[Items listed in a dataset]
..........

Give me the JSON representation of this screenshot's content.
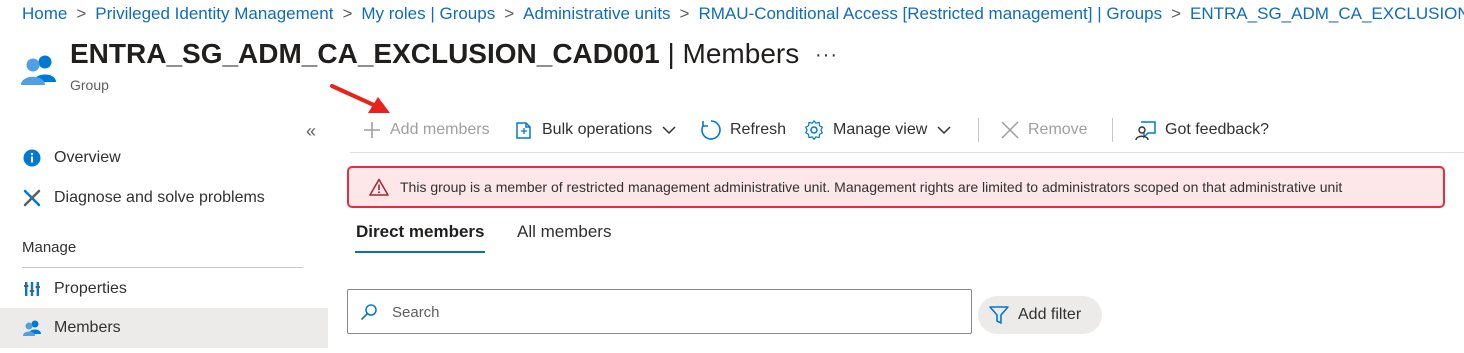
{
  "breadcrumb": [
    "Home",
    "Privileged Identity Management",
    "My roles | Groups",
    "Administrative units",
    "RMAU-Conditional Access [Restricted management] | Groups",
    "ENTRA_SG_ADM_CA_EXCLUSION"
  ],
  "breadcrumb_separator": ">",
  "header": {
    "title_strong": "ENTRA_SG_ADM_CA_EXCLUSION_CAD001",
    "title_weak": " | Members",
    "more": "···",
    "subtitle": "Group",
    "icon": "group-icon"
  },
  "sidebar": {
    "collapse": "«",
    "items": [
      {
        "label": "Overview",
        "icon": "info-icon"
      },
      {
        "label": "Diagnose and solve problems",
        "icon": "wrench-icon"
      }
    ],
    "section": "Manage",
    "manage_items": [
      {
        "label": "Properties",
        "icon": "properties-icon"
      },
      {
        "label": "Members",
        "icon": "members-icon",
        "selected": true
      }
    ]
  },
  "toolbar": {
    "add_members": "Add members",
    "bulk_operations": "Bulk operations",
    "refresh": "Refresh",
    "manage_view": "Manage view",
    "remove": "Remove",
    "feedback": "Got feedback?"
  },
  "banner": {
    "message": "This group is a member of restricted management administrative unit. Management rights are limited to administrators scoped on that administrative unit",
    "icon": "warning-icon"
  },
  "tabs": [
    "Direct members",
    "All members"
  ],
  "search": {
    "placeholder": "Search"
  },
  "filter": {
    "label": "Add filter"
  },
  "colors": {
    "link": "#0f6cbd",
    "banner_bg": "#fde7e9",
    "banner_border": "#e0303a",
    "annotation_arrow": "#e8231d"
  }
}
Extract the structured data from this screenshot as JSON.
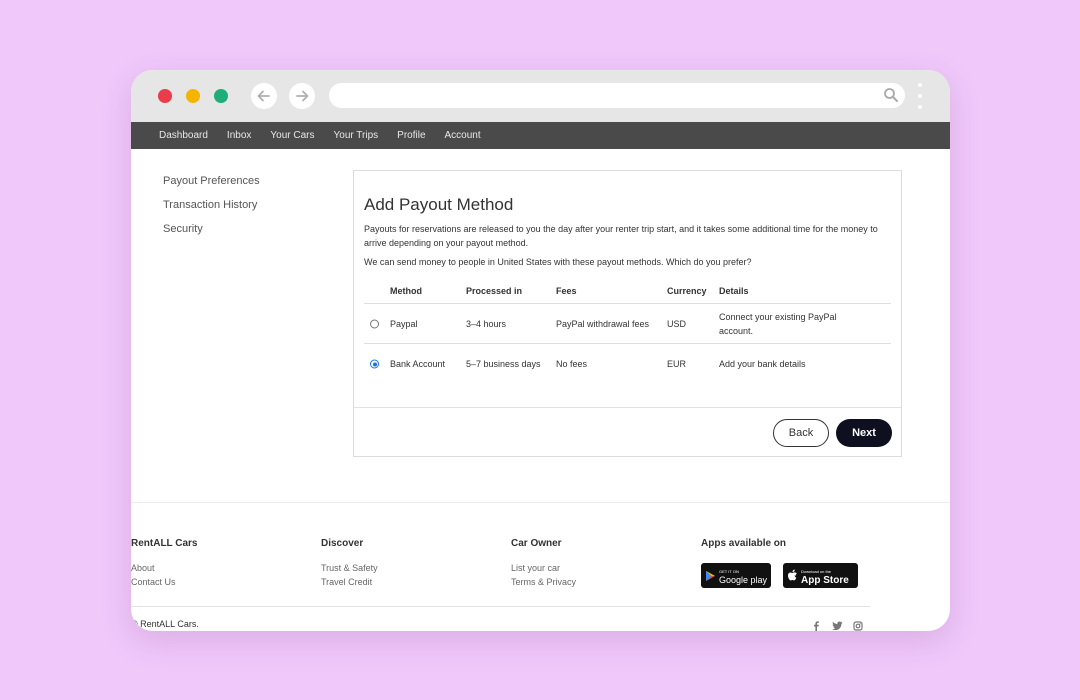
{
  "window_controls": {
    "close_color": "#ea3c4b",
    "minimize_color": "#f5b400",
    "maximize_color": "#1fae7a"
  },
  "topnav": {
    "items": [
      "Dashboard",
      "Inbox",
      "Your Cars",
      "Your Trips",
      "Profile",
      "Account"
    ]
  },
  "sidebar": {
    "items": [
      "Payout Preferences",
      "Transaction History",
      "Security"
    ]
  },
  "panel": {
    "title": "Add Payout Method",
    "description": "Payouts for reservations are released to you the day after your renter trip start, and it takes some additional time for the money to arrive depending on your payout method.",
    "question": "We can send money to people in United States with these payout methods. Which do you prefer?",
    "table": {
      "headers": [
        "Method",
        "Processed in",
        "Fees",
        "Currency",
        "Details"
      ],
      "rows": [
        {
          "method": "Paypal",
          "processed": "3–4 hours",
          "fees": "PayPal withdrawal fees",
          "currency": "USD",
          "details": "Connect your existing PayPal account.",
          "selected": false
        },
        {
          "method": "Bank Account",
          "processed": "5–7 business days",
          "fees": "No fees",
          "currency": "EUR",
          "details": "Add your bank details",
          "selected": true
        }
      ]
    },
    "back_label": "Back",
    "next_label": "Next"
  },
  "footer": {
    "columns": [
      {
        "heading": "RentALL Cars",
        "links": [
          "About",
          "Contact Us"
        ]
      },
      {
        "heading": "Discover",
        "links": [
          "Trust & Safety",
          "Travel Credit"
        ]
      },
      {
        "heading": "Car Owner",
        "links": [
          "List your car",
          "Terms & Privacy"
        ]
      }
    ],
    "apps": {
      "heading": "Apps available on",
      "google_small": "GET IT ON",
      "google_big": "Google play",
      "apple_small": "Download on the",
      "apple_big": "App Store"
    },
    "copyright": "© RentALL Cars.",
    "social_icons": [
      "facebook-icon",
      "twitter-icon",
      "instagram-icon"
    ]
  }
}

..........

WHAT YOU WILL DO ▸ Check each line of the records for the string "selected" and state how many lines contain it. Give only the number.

TASK SOLUTION ▸ 3